Safety means everything to children who have experienced abuse and violence. It is the way they heal. They need people who are important to them to be safe and to be trustworthy.  I think that we need to prepare ourselves to be safe for children by making sure we know safety in our own lives. When we work with teachers, foster parents, grandparents, social workers, youth workers, we ask them to think about how they safety becomes a quality that is experienced in their relationships. These are the sort of questions that we use to help the be ready to offer safety to children traumatised by violence and abuse.

How does someone find their way to your heart? How do you know you feel safe with someone? What do you sense in your body that tells you that?

How do you find your way to your child’s heart? What does your child know about you that has been safe for him/her?

When you were younger, how and who made you feel protected? What were some of the things they did to help you feel safe? Who looked after you that you knew you would always feel safe with? What was it about them that helped you to know that feeling with such confidence?

Whose voice do you hear when you want to feel safe, calm and protected?

When you think about your child, what is it about him/her that you hold in your heart that makes you want to protect them?

Imagine or bring something with you that you believe is important to your child’s safety to a counselling session. It can be a toy, photo, book as an example. Hold this item and imagine your child holding it or playing with it or being comforted by it. What will your child be feeling the most? What will his/her breathing be like as they hold it and play with it? What will the look in his/her eyes tell you about how he/she are feeling? What will he/she be saying to you about it? What will his/her tone of voice sound like?

If you and your child were holding each other softly, what would it feel like in your heart? What words would you use to help your child know that they are safe?

Trace a story from your life where safety in the face of fear was an experience you really valued. How did it start? What did it mean to you? What do you still carry with you about that experience?

Consider a time when you were able to share the feeling of safety with your child in a way that you knew they felt it deeply. How do you know that he/she shared that feeling and experience with you then? What was it like for you to share this feeling of safety with your child in such an intensive way?

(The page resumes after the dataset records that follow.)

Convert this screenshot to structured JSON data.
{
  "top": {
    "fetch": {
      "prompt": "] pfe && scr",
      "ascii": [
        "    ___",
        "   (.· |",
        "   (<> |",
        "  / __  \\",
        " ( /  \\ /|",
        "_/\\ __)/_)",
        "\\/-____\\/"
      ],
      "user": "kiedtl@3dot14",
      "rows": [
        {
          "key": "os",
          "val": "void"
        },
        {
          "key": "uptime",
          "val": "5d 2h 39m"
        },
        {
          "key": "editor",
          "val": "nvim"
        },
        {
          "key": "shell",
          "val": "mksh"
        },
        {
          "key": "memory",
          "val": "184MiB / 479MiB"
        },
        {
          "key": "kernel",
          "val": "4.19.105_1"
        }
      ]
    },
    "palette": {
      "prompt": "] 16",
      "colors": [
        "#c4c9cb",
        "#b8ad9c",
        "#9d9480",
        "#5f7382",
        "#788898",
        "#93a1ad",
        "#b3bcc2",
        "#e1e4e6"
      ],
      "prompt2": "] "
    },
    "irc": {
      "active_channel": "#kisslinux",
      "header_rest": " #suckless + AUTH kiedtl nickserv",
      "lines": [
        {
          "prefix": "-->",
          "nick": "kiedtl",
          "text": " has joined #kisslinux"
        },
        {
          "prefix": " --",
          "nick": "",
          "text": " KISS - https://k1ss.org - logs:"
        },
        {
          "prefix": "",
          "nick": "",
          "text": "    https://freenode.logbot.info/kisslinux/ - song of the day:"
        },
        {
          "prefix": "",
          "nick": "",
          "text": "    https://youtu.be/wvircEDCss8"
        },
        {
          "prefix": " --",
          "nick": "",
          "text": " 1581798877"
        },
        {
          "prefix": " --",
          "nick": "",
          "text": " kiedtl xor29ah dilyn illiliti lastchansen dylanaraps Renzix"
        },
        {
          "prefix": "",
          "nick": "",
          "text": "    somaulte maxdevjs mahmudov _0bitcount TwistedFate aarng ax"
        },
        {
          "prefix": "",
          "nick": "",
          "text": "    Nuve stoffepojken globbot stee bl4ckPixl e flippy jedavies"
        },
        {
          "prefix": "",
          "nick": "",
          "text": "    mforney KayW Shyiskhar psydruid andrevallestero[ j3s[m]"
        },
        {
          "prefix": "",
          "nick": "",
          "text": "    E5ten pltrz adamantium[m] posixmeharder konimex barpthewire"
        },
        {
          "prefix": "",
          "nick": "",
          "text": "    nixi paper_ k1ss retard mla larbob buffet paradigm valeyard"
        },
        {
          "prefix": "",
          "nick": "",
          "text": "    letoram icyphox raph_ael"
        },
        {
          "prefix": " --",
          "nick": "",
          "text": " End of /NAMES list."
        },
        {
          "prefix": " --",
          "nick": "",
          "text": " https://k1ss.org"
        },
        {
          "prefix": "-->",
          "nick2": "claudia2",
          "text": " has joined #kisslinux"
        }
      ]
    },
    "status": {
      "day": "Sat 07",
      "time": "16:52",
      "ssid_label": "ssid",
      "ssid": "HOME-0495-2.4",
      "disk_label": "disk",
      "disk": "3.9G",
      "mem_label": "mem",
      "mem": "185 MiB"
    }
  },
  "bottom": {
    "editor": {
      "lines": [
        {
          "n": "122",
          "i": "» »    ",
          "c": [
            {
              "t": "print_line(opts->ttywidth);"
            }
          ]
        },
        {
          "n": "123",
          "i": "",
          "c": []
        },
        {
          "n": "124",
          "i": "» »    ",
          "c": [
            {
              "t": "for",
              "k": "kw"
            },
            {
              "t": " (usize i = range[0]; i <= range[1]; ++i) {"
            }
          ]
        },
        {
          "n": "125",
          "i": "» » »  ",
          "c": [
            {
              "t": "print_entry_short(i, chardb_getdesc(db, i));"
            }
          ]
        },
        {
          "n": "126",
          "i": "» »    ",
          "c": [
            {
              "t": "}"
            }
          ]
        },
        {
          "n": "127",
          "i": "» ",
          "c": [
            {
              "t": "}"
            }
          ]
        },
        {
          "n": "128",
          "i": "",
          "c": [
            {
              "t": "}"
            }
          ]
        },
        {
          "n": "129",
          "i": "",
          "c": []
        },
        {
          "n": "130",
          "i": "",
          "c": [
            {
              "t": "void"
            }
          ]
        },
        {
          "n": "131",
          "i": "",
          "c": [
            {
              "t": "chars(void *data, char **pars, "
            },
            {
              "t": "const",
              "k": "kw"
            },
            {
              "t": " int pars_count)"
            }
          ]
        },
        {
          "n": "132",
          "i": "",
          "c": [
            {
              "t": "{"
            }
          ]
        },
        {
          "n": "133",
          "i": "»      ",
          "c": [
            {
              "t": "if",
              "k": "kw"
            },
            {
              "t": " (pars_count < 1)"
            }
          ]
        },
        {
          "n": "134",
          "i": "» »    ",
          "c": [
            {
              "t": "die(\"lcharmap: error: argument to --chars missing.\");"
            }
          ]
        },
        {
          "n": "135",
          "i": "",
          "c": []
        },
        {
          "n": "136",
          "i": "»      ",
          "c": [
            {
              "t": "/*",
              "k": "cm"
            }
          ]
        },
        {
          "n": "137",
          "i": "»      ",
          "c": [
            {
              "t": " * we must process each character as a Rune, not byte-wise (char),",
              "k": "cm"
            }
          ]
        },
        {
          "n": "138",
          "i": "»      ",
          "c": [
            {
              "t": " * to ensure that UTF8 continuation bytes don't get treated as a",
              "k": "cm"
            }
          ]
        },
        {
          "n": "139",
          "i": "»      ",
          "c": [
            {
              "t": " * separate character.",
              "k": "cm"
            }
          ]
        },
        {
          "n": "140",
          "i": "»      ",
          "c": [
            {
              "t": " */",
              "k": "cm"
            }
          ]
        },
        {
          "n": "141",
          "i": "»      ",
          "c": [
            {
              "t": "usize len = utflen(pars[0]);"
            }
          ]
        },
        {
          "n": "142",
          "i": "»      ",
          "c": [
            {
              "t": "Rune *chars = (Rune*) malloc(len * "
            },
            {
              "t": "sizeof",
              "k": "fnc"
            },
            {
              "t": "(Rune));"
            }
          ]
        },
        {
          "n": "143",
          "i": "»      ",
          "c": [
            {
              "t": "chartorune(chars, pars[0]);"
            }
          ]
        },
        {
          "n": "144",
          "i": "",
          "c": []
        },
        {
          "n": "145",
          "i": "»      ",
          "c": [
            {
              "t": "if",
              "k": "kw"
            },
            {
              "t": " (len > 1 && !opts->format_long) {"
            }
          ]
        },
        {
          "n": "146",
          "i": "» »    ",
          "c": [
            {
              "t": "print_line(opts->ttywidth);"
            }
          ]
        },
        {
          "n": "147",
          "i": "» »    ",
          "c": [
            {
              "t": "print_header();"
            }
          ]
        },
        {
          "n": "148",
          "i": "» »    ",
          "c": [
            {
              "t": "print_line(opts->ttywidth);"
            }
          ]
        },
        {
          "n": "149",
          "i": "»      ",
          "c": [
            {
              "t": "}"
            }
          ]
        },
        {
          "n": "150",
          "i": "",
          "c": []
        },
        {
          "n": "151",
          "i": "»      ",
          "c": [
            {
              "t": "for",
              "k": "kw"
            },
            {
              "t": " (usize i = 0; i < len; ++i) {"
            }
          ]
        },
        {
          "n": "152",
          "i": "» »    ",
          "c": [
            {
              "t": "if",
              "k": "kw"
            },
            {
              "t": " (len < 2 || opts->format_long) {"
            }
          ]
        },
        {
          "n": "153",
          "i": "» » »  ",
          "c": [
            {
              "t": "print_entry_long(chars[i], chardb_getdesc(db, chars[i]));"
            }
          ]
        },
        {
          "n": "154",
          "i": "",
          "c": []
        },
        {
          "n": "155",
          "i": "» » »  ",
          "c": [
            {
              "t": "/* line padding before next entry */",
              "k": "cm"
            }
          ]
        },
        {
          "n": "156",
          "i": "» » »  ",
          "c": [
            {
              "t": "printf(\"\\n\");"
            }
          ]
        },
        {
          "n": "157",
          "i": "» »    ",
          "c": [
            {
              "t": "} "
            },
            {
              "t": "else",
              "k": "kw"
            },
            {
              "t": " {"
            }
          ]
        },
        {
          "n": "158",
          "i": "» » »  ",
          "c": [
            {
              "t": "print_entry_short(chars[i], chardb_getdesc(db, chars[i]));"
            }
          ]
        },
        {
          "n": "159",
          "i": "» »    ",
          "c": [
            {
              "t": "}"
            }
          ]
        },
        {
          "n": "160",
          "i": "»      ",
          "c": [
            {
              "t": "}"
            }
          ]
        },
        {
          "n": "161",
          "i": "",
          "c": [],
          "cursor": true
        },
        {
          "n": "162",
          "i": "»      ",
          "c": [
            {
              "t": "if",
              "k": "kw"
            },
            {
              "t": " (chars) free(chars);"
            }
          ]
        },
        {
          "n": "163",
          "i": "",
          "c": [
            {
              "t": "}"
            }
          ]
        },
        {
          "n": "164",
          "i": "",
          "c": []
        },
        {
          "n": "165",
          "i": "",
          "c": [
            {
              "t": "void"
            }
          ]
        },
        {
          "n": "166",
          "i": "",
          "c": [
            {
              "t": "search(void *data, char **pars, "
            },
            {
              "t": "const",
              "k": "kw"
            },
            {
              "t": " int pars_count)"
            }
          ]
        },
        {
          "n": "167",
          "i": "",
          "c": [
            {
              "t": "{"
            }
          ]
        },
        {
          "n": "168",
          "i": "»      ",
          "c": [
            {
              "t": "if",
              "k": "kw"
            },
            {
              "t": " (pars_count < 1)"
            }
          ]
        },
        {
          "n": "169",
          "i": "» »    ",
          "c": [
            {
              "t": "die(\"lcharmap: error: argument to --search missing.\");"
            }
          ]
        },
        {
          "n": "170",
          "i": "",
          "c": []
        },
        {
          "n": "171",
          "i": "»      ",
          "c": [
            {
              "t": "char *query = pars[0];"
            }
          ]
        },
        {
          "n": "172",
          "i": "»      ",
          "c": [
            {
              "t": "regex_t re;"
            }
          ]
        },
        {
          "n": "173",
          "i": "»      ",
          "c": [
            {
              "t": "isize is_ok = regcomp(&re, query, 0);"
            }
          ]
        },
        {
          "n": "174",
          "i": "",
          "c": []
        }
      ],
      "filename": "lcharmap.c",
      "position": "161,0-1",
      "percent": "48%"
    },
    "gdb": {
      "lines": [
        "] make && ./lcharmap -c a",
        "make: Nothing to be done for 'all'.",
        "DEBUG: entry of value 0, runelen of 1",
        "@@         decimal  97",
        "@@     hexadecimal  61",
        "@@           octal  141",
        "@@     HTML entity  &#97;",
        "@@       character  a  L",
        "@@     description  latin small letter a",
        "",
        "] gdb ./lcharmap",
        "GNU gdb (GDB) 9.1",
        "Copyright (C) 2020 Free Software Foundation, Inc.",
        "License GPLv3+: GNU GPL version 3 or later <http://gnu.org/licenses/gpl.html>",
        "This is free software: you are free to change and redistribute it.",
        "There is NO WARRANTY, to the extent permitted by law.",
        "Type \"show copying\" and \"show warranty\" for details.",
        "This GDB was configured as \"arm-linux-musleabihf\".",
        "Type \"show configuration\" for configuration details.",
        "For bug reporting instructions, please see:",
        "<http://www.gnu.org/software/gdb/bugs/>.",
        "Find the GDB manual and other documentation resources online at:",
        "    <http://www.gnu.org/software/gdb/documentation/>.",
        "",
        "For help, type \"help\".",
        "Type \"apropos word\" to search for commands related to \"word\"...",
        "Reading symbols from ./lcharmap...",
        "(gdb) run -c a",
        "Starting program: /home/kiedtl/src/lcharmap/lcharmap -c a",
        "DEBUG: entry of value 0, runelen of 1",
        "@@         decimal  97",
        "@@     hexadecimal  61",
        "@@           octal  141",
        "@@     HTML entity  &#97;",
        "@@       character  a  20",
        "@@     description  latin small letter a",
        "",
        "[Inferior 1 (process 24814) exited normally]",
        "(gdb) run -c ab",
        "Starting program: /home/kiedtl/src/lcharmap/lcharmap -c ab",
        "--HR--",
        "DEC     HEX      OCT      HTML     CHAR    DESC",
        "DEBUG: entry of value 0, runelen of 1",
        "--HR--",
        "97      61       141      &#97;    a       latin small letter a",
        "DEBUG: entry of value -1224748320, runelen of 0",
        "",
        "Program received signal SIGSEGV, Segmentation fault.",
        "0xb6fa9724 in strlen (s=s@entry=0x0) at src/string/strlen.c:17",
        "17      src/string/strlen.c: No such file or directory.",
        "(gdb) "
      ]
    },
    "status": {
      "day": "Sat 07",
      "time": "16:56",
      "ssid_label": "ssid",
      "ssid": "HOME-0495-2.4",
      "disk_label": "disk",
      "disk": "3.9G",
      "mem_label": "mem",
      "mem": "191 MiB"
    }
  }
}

If feeling safe was difficult for someone you knew, how would you help them? What would you say to him/her? How would you say it? What would you show him/her in the way you interacted with him/her?

It is not often that we find the time to think about the way we value relationships. We need to really think about what all children need. First and foremost, all children need to feel and be safe. It is the most important gift we can give them.


Being ready for safety, allowing it to fill your life, and appreciating its wonderful effects is the basis for of respect and love. It a small gift we can give all those around us, whether they are children or adults.

Joe Tucci


Australian Childhood Foundation